#### [EXTRACTED RECORDS]
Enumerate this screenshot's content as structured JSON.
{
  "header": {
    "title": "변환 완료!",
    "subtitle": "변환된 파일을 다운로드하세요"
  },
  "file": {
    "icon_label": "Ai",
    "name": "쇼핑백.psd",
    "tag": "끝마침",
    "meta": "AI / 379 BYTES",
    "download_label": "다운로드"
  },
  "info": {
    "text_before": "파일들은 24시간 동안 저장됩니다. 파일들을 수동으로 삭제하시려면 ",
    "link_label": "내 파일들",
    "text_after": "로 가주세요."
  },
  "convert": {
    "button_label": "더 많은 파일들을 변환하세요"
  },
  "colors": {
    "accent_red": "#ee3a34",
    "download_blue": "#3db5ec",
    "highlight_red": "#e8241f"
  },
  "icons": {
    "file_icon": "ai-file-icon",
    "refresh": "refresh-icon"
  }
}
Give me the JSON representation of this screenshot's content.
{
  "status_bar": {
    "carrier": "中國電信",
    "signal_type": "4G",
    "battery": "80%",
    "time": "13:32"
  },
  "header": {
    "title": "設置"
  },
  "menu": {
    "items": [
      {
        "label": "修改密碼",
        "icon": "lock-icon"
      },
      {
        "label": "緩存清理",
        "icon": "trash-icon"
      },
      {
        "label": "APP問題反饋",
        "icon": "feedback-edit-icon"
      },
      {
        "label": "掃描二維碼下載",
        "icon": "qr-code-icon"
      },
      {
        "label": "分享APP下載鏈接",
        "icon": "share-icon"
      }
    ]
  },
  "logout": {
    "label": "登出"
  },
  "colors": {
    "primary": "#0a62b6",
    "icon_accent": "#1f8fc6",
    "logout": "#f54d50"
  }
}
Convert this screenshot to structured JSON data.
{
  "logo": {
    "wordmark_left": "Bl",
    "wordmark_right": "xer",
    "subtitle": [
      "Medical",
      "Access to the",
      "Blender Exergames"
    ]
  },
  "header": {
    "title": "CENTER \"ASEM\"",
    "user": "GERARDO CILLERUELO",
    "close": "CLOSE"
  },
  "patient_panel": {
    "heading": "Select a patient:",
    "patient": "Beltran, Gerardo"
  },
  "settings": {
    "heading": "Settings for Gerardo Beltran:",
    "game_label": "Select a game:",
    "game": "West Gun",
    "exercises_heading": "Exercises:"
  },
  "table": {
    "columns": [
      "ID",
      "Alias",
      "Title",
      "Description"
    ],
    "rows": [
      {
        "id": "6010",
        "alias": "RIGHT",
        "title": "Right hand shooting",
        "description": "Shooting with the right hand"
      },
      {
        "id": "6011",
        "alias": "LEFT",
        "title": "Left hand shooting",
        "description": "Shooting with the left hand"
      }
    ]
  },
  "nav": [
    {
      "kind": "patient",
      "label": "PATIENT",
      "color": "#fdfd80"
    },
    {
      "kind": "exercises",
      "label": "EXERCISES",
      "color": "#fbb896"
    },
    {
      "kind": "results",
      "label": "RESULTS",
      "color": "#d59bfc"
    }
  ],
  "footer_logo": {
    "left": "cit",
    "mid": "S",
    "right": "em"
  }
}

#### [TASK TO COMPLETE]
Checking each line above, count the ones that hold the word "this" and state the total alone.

#### [SOLUTION TO THE EXERCISE]
3